The moment a buzzy actor is cast in a new project, Film Twitter slips into a routine: A big but unverified account tweets the news with two side-by-side photos, and the masses respond with quote tweets.
And like in all places on the internet that start with good intentions, misinformation spreads easily.
Film Twitter is of course simply a community of movie lovers on the microblogging platform. Usually the viral posts come from unverified film news accounts such as @FilmUpdates (369,000 followers) or @DiscussingFilm (635,000 followers). The tweets are straightforward — typically an announcement citing a trade publication like Variety or Deadline, although not always with a link — and extremely fast. They always include photos. Industry insiders and celebrities frequently share tweets from these accounts, so the brand names are familiar and trusted.

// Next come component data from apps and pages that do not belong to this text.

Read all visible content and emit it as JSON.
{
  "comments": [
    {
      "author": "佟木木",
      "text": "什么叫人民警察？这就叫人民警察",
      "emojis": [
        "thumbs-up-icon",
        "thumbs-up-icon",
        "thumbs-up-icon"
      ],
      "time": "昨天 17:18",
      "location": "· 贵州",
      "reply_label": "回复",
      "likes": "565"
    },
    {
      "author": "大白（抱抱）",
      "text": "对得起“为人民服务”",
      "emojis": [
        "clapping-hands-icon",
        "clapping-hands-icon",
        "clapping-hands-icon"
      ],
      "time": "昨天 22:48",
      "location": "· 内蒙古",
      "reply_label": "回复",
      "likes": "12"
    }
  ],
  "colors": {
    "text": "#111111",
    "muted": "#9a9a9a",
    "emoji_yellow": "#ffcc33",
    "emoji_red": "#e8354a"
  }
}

“More than anyone in the industry right now, they understand what people want to see/hear, and adapt the format to get people to pay attention,” said 25-year-old Ray, who frequently retweets and quote-tweets @FilmUpdates from his account, @guysitsray. Ray, who asked for his last name not to be published to protect his privacy, said the film news account’s brevity is a “breath of fresh air.”
But the simplicity is also what makes @FilmUpdates and @DiscussingFilm so easy to parody. Any user can change their profile photo and display name for a moment to replicate these accounts and post outrageous film news misinformation that triggers thousands of hot takes — and they do.
“I’ve seen the greatest minds of my generation tricked by Jeremy Strong Stuart Little,” @sonnerly tweeted after a parody account tricked people into thinking the Succession actor was going to star in a live-action adaptation of the movie about a talking mouse. @FilmUpdates issued a statement to debunk it.
“We can’t believe we have to post this but no, Jeremy Strong is NOT playing Stuart Little (as far as we know…),” it tweeted.
Other viral hoaxes mimicking the common tweet format include a Twilight reunion and Timothée Chalamet as Jon Arbuckle.
But Film Twitter has been tricked by more than fake casting news. Most recently, a parody account went viral for announcing that Trisha Paytas’s baby was born three minutes after Queen Elizabeth II died (which Paytas herself debunked).
Another went viral in March for claiming Meryl Streep forgot to attend the Oscars.
And the people behind them are having a very fun time. Dan, a recent college graduate who asked that we not publish his last name for privacy reasons, runs the @DisbussingFilm parody account. He got a rise out of Film Twitter with joke tweets using the serious news update format about Henry Cavill being cast as “Zack Panther” and Nathan Fielder being cast as “Nathan Dune” in Dune 2.
“My account is 90% trying to be funny, 10% trying to trick people,” he told BuzzFeed News. “I want everyone to be in on the joke with me.”
But Jacob Fisher, the 21-year-old who created the @DiscussingFilm account that Dan parodies, isn’t laughing. He told BuzzFeed News that dealing with parody accounts is one of the most difficult issues his team faces. The @DiscussingFilm account has been around since 2016, and the team has since launched a website that curates entertainment news and publishes reviews.
Fisher has tweeted that it’s “insane” the @DiscussingFilm account isn’t verified, because parody accounts subject it to “potential abuse” when they share misinformation. He told BuzzFeed News that publicists have been fooled by fake tweets and reached out to his team to delete them, and that Twitter has denied all requests for verification.
Twitter did not respond to a request for comment about @DiscussingFilm’s verification status, but the company’s guidelines require news organizations to provide extensive proof of their notability and authenticity to be verified.
The @FilmUpdates team did not respond to a request for comment.
Trey Taylor, a former film editor at Dazed Magazine, told BuzzFeed News that @FilmUpdates and @DiscussingFilm have done a “fantastic job” growing their audiences using the same strategy popularized by @PopCrave — another easily parodied Twitter account that shares music news updates.
“Sometimes these accounts can create narratives that can be damaging to actors or ... an entire press campaign,” he said, citing Film Twitter’s obsession with a rumor that Harry Styles spat on fellow Don’t Worry Darling cast member Chris Pine. “It can quickly devolve into misinformation or irresponsibility when something goes viral for the wrong reasons.”
Even when misinformation that people fall for is funny, it’s still a symptom of a serious problem social media platforms are struggling to deal with — people have a hard time telling the difference between what’s real and what isn’t.
"This a massive issue for Twitter in general as malicious misinformation regarding a film or TV show spread on social media could cause dire consequences,” Fisher said.
But the residents of Film Twitter seem to be picking up on the community’s tendency to fall for fake news. Users regularly respond to real posts saying they double-checked to make sure they didn’t come from a parody account, and the Stuart Little mishap has been immortalized as a meme.
As long as Film Twitter’s most popular sources remain unverified, members will need to do a quick Google search before firing off their hot takes about Chris Pratt playing Garfield (a real casting we hate as much as Mondays).